Pentecost 2020

It is Pentecost - 50 days after Easter. It has been the strangest Easter that I can remember. Yesterday I had a brief conversation with my next door neighbor - from a safe distance - and he commented that it never felt like Easter at all this year. I’m not sure that I would go that far, because we have been reading all of the Easter texts and even though the church has not been gathering for face-to-face worship, I have been leading worship and planning worship and thinking about the meaning of Easter. But it definitely has been very strange - different than any previous Easter in my memory.

The conversations in our church are similar to conversations that are going on around the country. Our leaders are cautious, fearing that returning to in-person worship on a large scale might result in inadvertent spreading of the virus. Our people are eager to be together and some are ready to come back to church. There are advocates of a “soft” start in which we simply began to allow people to make their own choices while providing for distance inside the building. We’ve reconfigured the furniture in our fellowship hall and taped off pews in our sanctuary in anticipation of such an event. Still the Church Board is hesitant, not wanting to make a decision that would put people in danger.

The story of the first Pentecost, recorded in the book of Acts, gives no mention to physical distancing. One gets a mental picture of a crowded room. “When the day of Pentecost had come, they were all together in one place.” The scene described is a bit chaotic, with so many people speaking in so many different languages. I understand the hyperbole that is used in this type of text. The claim that “there were devout Jews from ever nation under heaven living in Jerusalem.” Despite the list of languages that appears later in the text, there are plenty that are missing. There are no tribes from North America named, no Indonesian islanders, no Australian aboriginals. Still the scene was one with a lot of different people speaking a lot of different languages.

The amazing part of the story is that the were communicating. Those who spoke different languages were amazed to hear someone else speaking their native tongues.

I can’t help but notice the contrast between the scene described in the book of Acts with the scenes on the Internet from the last five nights in cities across the United States. We have a church member who is in Minneapolis who has been posting video on Facebook of what he is witnessing. What starts out as peaceful protest devolves into arson, damage and looting. People are shouting and screaming at one another, but there isn’t much communication going on in the videos. People are afraid and running and it feels like the normal boundaries of community and society are breaking down.

The horrible death of George Floyd while being arrested, with a police officer kneeling on his neck as three other officers stood by without offering assistance to the dying man has brought tensions to a boiling point, not just in Minneapolis, but in cities across our nation. The President has urged healing, but only after threatening more violence. Los Angeles, Denver, New York, Atlanta, Chicago, Indianapolis, Philadelphia, Miami, Portland, Louisville, San Francisco - not exactly “every nation under heaven” - but the list of cities erupting in violence is long and large.

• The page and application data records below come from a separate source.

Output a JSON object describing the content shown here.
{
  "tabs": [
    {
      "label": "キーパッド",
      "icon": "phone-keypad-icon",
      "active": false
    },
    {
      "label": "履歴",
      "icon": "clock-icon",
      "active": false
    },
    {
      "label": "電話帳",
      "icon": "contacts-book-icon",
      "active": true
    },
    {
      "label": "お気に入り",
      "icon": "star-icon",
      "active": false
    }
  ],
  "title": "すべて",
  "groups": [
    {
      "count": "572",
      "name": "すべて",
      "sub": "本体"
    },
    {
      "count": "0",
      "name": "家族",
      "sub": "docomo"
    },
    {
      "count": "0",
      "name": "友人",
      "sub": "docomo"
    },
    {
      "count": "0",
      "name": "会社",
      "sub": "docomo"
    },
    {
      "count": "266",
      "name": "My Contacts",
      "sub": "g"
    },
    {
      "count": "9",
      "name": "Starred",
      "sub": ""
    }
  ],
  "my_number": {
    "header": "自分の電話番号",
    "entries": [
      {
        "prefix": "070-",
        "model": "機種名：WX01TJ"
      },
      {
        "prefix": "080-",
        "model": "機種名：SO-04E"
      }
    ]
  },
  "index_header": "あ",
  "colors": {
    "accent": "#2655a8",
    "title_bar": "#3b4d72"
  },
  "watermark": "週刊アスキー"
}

It seems as if it is the opposite of Pentecost. Everyone is speaking and yelling and acting and no one is understanding. Lines of communication are breaking down and we are sliding into chaos and violence. And people are afraid: afraid of becoming victims; afraid that the violence will spread to other cities; afraid that nothing will change; afraid that racism is so deeply entrenched in our society that there no longer is a solution.

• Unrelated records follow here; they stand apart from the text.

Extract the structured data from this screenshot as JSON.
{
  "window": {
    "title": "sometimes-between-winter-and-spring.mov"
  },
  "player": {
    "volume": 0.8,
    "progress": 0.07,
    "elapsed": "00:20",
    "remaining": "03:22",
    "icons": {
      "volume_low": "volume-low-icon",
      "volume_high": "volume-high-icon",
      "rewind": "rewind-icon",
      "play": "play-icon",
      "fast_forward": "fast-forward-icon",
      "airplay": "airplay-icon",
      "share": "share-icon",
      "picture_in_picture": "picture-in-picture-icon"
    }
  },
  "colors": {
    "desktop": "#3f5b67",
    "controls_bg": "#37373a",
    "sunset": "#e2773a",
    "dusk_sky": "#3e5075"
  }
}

Centuries ago, our people were facing the political collapse of the Jewish monarchy. Leadership had failed to understand the threats to the nation from external forces and from internal corruption.Prophets warned, but change ddi not come in time. The result was defeat and exile and the destruction of Jerusalem. Isaiah said that even when the word of God was “sent against Jacob and it fell on Israel and all the people knew it” they responded with pride and arrogance. Adversaries arose against them and they were defeated. And in the midst of what may have been the most frightening and devastating time in the history of Israel the prophet, while issuing harsh words of condemnation, also give a vision of hope that has endured through all of the time since: “For a child has been born for us, a son given to us; authority rests upon his shoulders; and he is named Wonderful Counselor, Mighty God, Everlasting Father, Prince of Peace.”

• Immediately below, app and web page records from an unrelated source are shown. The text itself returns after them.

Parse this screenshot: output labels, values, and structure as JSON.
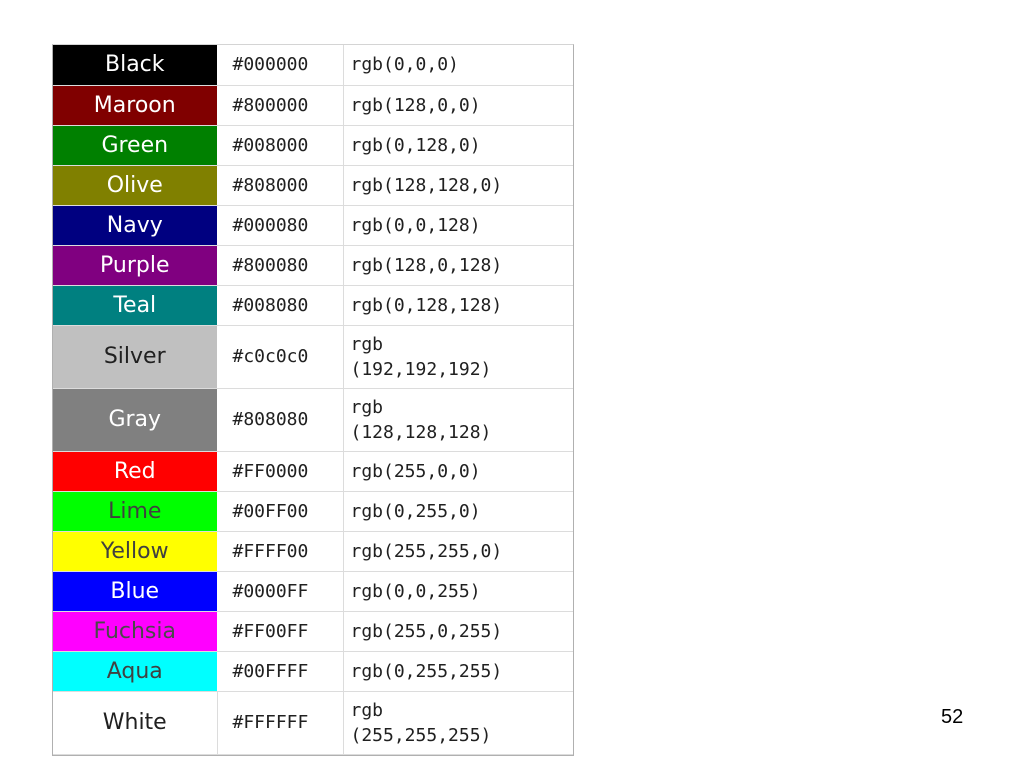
{
  "slide": {
    "page_number": "52"
  },
  "colors": [
    {
      "name": "Black",
      "hex": "#000000",
      "rgb": "rgb(0,0,0)",
      "bg": "#000000",
      "fg": "#ffffff"
    },
    {
      "name": "Maroon",
      "hex": "#800000",
      "rgb": "rgb(128,0,0)",
      "bg": "#800000",
      "fg": "#ffffff"
    },
    {
      "name": "Green",
      "hex": "#008000",
      "rgb": "rgb(0,128,0)",
      "bg": "#008000",
      "fg": "#ffffff"
    },
    {
      "name": "Olive",
      "hex": "#808000",
      "rgb": "rgb(128,128,0)",
      "bg": "#808000",
      "fg": "#ffffff"
    },
    {
      "name": "Navy",
      "hex": "#000080",
      "rgb": "rgb(0,0,128)",
      "bg": "#000080",
      "fg": "#ffffff"
    },
    {
      "name": "Purple",
      "hex": "#800080",
      "rgb": "rgb(128,0,128)",
      "bg": "#800080",
      "fg": "#ffffff"
    },
    {
      "name": "Teal",
      "hex": "#008080",
      "rgb": "rgb(0,128,128)",
      "bg": "#008080",
      "fg": "#ffffff"
    },
    {
      "name": "Silver",
      "hex": "#c0c0c0",
      "rgb": "rgb (192,192,192)",
      "bg": "#c0c0c0",
      "fg": "#202020",
      "wrap": true
    },
    {
      "name": "Gray",
      "hex": "#808080",
      "rgb": "rgb (128,128,128)",
      "bg": "#808080",
      "fg": "#ffffff",
      "wrap": true
    },
    {
      "name": "Red",
      "hex": "#FF0000",
      "rgb": "rgb(255,0,0)",
      "bg": "#ff0000",
      "fg": "#ffffff"
    },
    {
      "name": "Lime",
      "hex": "#00FF00",
      "rgb": "rgb(0,255,0)",
      "bg": "#00ff00",
      "fg": "#404040"
    },
    {
      "name": "Yellow",
      "hex": "#FFFF00",
      "rgb": "rgb(255,255,0)",
      "bg": "#ffff00",
      "fg": "#404040"
    },
    {
      "name": "Blue",
      "hex": "#0000FF",
      "rgb": "rgb(0,0,255)",
      "bg": "#0000ff",
      "fg": "#ffffff"
    },
    {
      "name": "Fuchsia",
      "hex": "#FF00FF",
      "rgb": "rgb(255,0,255)",
      "bg": "#ff00ff",
      "fg": "#4a4a4a"
    },
    {
      "name": "Aqua",
      "hex": "#00FFFF",
      "rgb": "rgb(0,255,255)",
      "bg": "#00ffff",
      "fg": "#404040"
    },
    {
      "name": "White",
      "hex": "#FFFFFF",
      "rgb": "rgb (255,255,255)",
      "bg": "#ffffff",
      "fg": "#202020",
      "wrap": true
    }
  ]
}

Christians have applied those words to Jesus of Nazareth, the one crucified and risen - the focus of our stories and seasons. We have spoken of a second coming and waiting seems to be one of the marks of the faith these days, not unlike the waiting for the messiah that characterizes prophetic literature.

Wouldn’t it be a good time for a prince of peace right now?

The sentence that immediately precedes this veery important vision seems to describe our cities today, “For all the boots of the trampling warriors and all the garments rolled in blood shall be burned as fuel for the fire.” That is the verse that came to my mind as I looked at pictures of burning police cars and a police station and a post office lit on fire. God’s judgment on arrogance and oppression described by Isaiah bears a striking resemblance to the scenes we see playing out on our computers and television screens.

Pentecost 2020 seems to be calling for voices of calm and peace and clarity. Despite the seeming chaos of everyone speaking a different language, the report of the first Pentecost includes those who hear and understand. In the mist of the scene of a mighty wind and divided tongues as of fire there is the report that there were people who were listening and understanding.

I dream that Pentecost might bring listening and understanding to our country.

Copyright (c) 2020 by Ted E. Huffman. I wrote this. If you would like to share it, please direct your friends to my web site. If you'd like permission to copy, please send me an email. Thanks!